    The licentiate thesis studies young people's opinions on religion and God in the world, which is said to underline the meaning of relativism. The corpus is collected from the Helsingin Sanomat 'youngsters' opinion' column from 1970s, 1980s and 1990s. Writings concerning religion are studied in the light of contemporary sociology and the sociology of religion. What has happened to religion in the process of modernization? Can theories of modernization interpret young people successfully? The corpus is mainly based on tough argumentation between religious and non-religious writers. Additionally, the writings of the 'open minded', and youngsters who 'have their own religion' have contributed important features to the corpus. The research questions focus on the substance of the argumentation: what are the arguments which youngsters use to support and refute religion like? I am also interested in the nature of privatised religion: does it exist in the writings and how can it be described from the point of view of selected sociologists? The approach to the study can be called 'society-analytical'. Anthony Giddens, Zygmunt Bauman, Gianni Vattimo, Thomas Luckmann and Harvie Ferguson are examples of theorists who function as 'research lences' in the study. Writings have been classified and components arising out of them are discovered and understood through the spectrum of the chosen theories. Writings are considered as youngsters' cultural speak about religion.

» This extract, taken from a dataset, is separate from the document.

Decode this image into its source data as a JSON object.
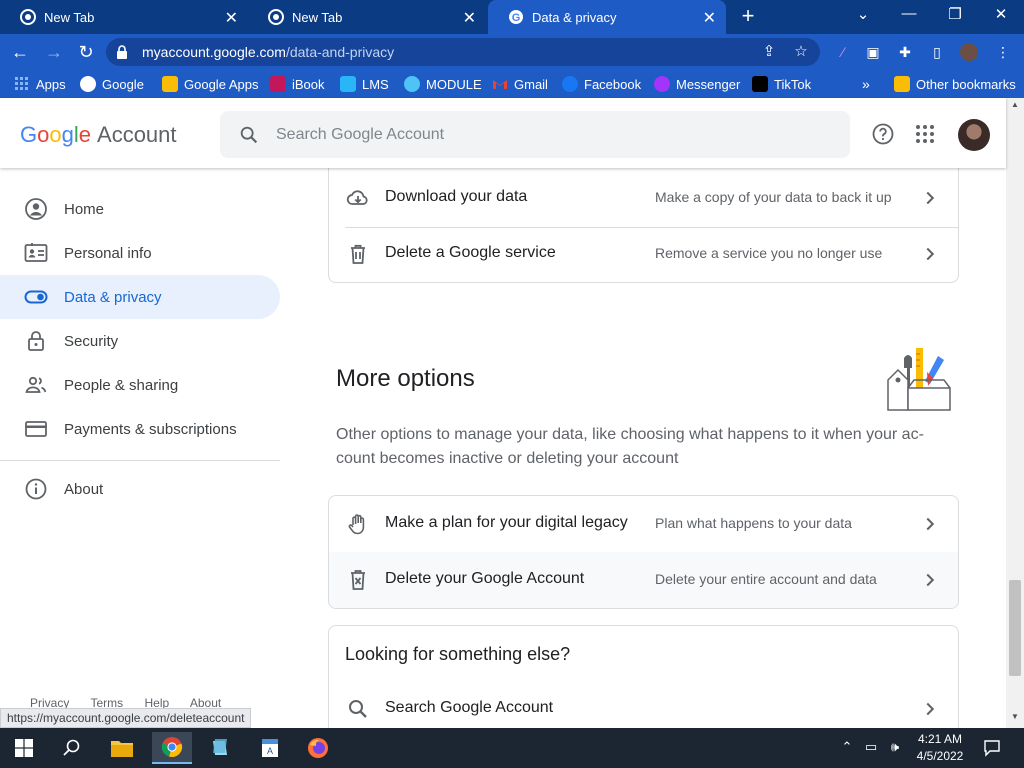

On the other hand, colourful and powerful stories are expected to tell something new about the subject 'modern world and religion'. Wide modernization theory meets the most intimate views of youngsters concerning the changes in the world around us. The study shows how conflicting are the signals that contemporary culture can offer in matters religious. 'Movement' stems from many directions. Young writers opposing religion accuse religious writers of irrationality, lack of autonomy and intolerance. They think that in the contemporary context, autonomy can lead to a world of justice and tolerance. Religion has become incapable of sustaining the ends of good values. Religion is also experienced as something opposed to youth culture. It means abandoning the teenagers' way of life. The metaphors connected with religious people reflect this: weakness, oldness, and immaturity are seen to describe them well. On the other hand, seen through the eyes of other youngsters, the contemporary relative culture is experienced as anxious and meaningless. Many young writers have found the solution in traditional religion. Their writings work as descriptions of returning to the 'metaphysical ground'. When the world of choice appeared to be unbearable, the 'digging' of old religion has started. Christianity still has the function of bringing a sense of meaning to existence. Religion also plays a new role in the life of the young. Instead of dogmatism, the idea of rebuilt private religion lies in its ability to bring a sense of dimension, richness and exoticness to young people's life.